● WHAT TO WORK ON
The answer must consist of each line below that holds the word "chevron", copied as it stands.

● TASK DATA
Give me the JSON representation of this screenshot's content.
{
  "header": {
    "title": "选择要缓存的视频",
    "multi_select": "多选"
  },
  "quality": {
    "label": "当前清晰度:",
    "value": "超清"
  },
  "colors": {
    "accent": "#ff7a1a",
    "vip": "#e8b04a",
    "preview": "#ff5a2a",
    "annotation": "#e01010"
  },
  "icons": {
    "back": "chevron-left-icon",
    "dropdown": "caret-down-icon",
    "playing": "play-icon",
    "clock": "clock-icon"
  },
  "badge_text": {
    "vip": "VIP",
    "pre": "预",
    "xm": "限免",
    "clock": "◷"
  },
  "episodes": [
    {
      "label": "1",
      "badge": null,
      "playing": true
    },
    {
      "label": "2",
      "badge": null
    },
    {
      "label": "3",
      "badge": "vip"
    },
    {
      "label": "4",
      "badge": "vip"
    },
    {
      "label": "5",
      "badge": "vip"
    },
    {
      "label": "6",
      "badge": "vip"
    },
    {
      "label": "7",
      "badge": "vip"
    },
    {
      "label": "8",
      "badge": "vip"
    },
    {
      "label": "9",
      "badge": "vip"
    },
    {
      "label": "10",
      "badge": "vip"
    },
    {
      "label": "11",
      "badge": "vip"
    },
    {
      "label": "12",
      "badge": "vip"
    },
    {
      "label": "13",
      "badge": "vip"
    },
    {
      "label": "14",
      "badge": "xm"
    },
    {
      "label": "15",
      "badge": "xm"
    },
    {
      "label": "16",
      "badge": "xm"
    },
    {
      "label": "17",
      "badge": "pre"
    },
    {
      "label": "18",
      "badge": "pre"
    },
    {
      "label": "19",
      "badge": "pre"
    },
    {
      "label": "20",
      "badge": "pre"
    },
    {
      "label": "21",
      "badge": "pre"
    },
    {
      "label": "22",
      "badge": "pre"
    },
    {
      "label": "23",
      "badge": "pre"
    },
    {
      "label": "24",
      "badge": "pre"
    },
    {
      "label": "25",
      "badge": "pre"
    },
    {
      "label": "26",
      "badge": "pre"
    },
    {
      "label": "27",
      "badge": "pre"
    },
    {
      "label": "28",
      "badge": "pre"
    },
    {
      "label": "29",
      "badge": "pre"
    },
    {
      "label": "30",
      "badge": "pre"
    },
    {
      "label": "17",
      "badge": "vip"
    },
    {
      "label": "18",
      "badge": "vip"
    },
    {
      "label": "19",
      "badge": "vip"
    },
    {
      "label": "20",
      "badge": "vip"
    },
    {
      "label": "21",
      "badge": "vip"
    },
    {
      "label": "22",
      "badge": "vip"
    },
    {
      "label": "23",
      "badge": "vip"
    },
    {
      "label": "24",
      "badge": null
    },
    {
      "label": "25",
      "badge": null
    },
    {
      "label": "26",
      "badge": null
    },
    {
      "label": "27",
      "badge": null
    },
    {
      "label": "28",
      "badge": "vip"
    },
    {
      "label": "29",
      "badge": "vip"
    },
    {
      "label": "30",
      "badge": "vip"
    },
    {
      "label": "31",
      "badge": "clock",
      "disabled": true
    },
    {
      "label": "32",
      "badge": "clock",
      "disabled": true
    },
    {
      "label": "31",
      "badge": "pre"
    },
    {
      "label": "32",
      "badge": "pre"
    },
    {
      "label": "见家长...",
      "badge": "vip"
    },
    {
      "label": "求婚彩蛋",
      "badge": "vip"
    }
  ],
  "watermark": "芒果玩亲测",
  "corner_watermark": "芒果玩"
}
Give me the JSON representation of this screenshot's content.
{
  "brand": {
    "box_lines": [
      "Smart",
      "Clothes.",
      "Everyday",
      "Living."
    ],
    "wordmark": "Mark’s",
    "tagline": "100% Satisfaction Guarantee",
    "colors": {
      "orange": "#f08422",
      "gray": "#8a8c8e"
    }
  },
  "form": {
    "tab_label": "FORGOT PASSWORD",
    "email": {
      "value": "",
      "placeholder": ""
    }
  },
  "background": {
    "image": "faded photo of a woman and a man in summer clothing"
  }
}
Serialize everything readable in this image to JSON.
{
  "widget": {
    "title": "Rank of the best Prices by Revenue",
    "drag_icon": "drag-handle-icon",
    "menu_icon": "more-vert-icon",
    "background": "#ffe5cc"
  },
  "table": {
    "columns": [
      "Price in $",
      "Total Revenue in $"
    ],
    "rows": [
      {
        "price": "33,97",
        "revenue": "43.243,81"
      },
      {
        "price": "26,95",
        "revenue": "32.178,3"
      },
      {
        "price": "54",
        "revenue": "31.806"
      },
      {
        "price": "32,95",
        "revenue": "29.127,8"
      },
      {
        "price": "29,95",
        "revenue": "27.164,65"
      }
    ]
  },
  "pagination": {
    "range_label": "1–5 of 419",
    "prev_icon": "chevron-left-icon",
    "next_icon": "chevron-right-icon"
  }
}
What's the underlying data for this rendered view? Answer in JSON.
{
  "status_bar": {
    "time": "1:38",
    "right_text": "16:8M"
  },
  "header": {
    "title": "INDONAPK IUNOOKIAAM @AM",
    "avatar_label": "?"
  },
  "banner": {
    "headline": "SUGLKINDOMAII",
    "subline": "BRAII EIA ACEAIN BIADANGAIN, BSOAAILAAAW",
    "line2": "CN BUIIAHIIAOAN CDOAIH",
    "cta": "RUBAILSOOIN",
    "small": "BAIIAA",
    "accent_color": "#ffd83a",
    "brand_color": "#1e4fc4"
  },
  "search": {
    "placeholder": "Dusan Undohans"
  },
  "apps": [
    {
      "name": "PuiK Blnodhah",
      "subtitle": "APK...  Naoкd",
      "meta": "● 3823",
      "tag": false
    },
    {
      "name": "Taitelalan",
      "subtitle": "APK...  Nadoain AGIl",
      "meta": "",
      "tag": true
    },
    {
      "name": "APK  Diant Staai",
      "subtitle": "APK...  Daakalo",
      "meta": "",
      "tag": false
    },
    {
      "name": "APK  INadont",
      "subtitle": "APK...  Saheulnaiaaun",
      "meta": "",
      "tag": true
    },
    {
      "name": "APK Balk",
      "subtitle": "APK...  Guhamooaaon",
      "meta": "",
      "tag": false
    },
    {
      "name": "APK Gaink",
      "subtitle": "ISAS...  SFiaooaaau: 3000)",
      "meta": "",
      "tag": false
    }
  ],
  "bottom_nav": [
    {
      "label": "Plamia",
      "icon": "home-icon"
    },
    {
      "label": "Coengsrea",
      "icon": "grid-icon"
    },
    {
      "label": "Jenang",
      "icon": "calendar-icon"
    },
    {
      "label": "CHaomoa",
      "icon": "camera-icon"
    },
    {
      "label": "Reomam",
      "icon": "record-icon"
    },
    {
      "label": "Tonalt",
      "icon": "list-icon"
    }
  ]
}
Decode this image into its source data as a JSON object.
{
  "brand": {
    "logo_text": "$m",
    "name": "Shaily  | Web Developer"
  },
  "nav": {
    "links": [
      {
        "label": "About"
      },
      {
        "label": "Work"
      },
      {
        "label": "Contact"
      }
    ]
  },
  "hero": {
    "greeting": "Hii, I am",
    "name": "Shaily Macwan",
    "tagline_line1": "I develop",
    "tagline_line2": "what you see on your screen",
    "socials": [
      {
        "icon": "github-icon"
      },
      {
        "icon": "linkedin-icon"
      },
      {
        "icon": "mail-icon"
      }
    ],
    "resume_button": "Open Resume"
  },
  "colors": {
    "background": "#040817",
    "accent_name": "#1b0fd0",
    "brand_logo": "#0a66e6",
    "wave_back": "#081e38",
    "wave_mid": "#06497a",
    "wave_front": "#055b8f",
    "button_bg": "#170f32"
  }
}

● EXPECTED ANSWER
    "back": "chevron-left-icon",
    "prev_icon": "chevron-left-icon",
    "next_icon": "chevron-right-icon"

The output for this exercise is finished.